There are three other major thinkers considered in Machiavelli’s Effectual Truth: Leo Strauss, Montesquieu, and Tocqueville. Mansfield reads these thinkers as being, in their own ways, successors of Machiavelli. Strauss famously condemned Machiavelli as a “noble perversity” and “fallen angel,” but, according to Mansfield, he nonetheless sought to promote Machiavelli’s work in his 1958 book Thoughts on Machiavelli. In it, Strauss undertakes a curious esoteric reading of Machiavelli, thus radically changing how scholars read the Renaissance Italian figure.
In Strauss’s reading, Machiavelli provides a numeric code to deciphering his hidden thought (something Strauss himself does in Thoughts on Machiavelli). Machiavelli’s hidden teaching is to present himself as a teacher of evil who will use the Church’s teaching for his own benefit. Likewise, in his The Spirit of the Laws (1748), Montesquieu rejects Machiavelli as being too harsh, while at the same time being deeply influenced by him. Montesquieu is thus a kinder and gentler eighteenth-century Machiavelli who wished to “relieve and reassure” the people of his intended commonwealth. Finally, despite the seeming disconnect between the work of Niccolò Machiavelli and that of Alexis de Tocqueville, Mansfield, in a final chapter begun by his late wife Delba Winthrop, makes the argument that Tocqueville was, like Strauss, a reader of the “esoteric” Machiavelli. Mansfield further holds that Machiavelli was, in fact, “the true founder of modern democracy.” Just as Machiavelli misreads Christianity to subvert it, so too does Tocqueville misread Machiavelli to show how democracy can be tamed.
The Dubious Future of Higher Education
Harvey Mansfield’s Machiavelli’s Effectual Truth is ultimately an interesting work from an esteemed scholar, but there are warning signs that, as Mansfield’s generation retires, higher education will not be left in good hands. In a 2022 First Things article titled “The Honor Deficit,” Harvard historian James Hankins makes a curious comment about the current state of higher education. While teachers have complained about their students since the inception of academia (St. Augustine famously moved from North Africa to Rome to Milan to escape his badly behaved students), what is interesting is the swipe that Hankins takes at his fellow Ivy League professors. Specifically, he warns that the decline of academic standards will lead to the decline of academia. Earlier generations of conservative academics had clashed with (often brilliant) Marxists or “Old Liberals” as well as the later baby boomer denizens of the New Left. However, contemporary conservatives have to struggle against the problem not of students indoctrinated in the errors of dialectical materialism or hippy radicalism, but rather, those students and faculty who want the university experience to be what some have called “adult daycare.”
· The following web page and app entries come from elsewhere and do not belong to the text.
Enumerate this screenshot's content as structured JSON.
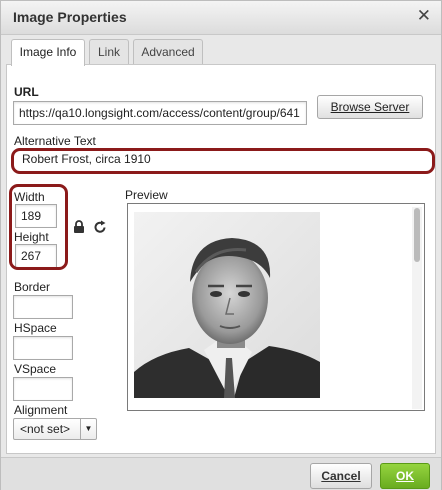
{
  "dialog": {
    "title": "Image Properties",
    "close_symbol": "✕"
  },
  "tabs": [
    {
      "label": "Image Info",
      "active": true
    },
    {
      "label": "Link",
      "active": false
    },
    {
      "label": "Advanced",
      "active": false
    }
  ],
  "url": {
    "label": "URL",
    "value": "https://qa10.longsight.com/access/content/group/641",
    "browse_label": "Browse Server"
  },
  "alt_text": {
    "label": "Alternative Text",
    "value": "Robert Frost, circa 1910"
  },
  "width": {
    "label": "Width",
    "value": "189"
  },
  "height": {
    "label": "Height",
    "value": "267"
  },
  "border": {
    "label": "Border",
    "value": ""
  },
  "hspace": {
    "label": "HSpace",
    "value": ""
  },
  "vspace": {
    "label": "VSpace",
    "value": ""
  },
  "alignment": {
    "label": "Alignment",
    "selected": "<not set>"
  },
  "preview": {
    "label": "Preview"
  },
  "icons": {
    "lock": "lock-icon",
    "reset": "reset-size-icon"
  },
  "footer": {
    "cancel_label": "Cancel",
    "ok_label": "OK"
  },
  "colors": {
    "highlight": "#8b1a1a",
    "ok_button": "#7cc02d"
  }
}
Such a decline makes the retirement of Harvey Mansfield, a figure known for his teaching and scholarly rigor, that much more noteworthy. Readers do not have to agree with Mansfield’s reading of Machiavelli or with his secular conservative worldview. Machiavelli’s Effectual Truth nonetheless demonstrates the powers of an academic who spent his life fighting for a liberal and humane education for America’s best and brightest.